Task input Block Start

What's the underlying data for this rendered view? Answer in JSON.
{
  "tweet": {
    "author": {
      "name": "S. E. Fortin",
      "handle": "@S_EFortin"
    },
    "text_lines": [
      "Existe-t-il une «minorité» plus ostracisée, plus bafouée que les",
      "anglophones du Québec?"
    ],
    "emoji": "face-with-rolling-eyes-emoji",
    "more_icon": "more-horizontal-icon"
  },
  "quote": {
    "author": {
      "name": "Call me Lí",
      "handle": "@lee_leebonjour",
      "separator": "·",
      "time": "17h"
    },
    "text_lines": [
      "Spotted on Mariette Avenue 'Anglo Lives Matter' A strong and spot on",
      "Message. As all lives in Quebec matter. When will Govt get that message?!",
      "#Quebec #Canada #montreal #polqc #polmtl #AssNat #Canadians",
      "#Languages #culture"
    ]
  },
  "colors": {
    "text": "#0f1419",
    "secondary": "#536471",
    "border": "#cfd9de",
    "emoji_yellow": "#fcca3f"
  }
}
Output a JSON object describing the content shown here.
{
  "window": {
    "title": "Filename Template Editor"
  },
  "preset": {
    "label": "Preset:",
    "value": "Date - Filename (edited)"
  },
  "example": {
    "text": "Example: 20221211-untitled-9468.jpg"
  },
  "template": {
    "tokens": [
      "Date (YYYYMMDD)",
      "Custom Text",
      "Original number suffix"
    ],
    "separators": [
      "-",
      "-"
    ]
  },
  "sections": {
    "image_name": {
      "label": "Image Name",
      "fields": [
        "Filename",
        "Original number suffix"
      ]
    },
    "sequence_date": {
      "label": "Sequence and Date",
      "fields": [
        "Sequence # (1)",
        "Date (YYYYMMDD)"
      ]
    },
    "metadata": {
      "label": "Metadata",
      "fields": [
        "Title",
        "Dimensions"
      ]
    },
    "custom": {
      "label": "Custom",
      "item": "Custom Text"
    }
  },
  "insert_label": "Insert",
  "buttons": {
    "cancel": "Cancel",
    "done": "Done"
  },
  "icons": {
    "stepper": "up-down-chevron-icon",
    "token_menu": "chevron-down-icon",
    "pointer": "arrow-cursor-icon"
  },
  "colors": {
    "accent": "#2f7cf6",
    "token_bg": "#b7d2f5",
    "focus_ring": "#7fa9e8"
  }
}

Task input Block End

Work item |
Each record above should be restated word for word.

Response to the exercise |
What's the underlying data for this rendered view? Answer in JSON.
{
  "tweet": {
    "author": {
      "name": "S. E. Fortin",
      "handle": "@S_EFortin"
    },
    "text_lines": [
      "Existe-t-il une «minorité» plus ostracisée, plus bafouée que les",
      "anglophones du Québec?"
    ],
    "emoji": "face-with-rolling-eyes-emoji",
    "more_icon": "more-horizontal-icon"
  },
  "quote": {
    "author": {
      "name": "Call me Lí",
      "handle": "@lee_leebonjour",
      "separator": "·",
      "time": "17h"
    },
    "text_lines": [
      "Spotted on Mariette Avenue 'Anglo Lives Matter' A strong and spot on",
      "Message. As all lives in Quebec matter. When will Govt get that message?!",
      "#Quebec #Canada #montreal #polqc #polmtl #AssNat #Canadians",
      "#Languages #culture"
    ]
  },
  "colors": {
    "text": "#0f1419",
    "secondary": "#536471",
    "border": "#cfd9de",
    "emoji_yellow": "#fcca3f"
  }
}
Output a JSON object describing the content shown here.
{
  "window": {
    "title": "Filename Template Editor"
  },
  "preset": {
    "label": "Preset:",
    "value": "Date - Filename (edited)"
  },
  "example": {
    "text": "Example: 20221211-untitled-9468.jpg"
  },
  "template": {
    "tokens": [
      "Date (YYYYMMDD)",
      "Custom Text",
      "Original number suffix"
    ],
    "separators": [
      "-",
      "-"
    ]
  },
  "sections": {
    "image_name": {
      "label": "Image Name",
      "fields": [
        "Filename",
        "Original number suffix"
      ]
    },
    "sequence_date": {
      "label": "Sequence and Date",
      "fields": [
        "Sequence # (1)",
        "Date (YYYYMMDD)"
      ]
    },
    "metadata": {
      "label": "Metadata",
      "fields": [
        "Title",
        "Dimensions"
      ]
    },
    "custom": {
      "label": "Custom",
      "item": "Custom Text"
    }
  },
  "insert_label": "Insert",
  "buttons": {
    "cancel": "Cancel",
    "done": "Done"
  },
  "icons": {
    "stepper": "up-down-chevron-icon",
    "token_menu": "chevron-down-icon",
    "pointer": "arrow-cursor-icon"
  },
  "colors": {
    "accent": "#2f7cf6",
    "token_bg": "#b7d2f5",
    "focus_ring": "#7fa9e8"
  }
}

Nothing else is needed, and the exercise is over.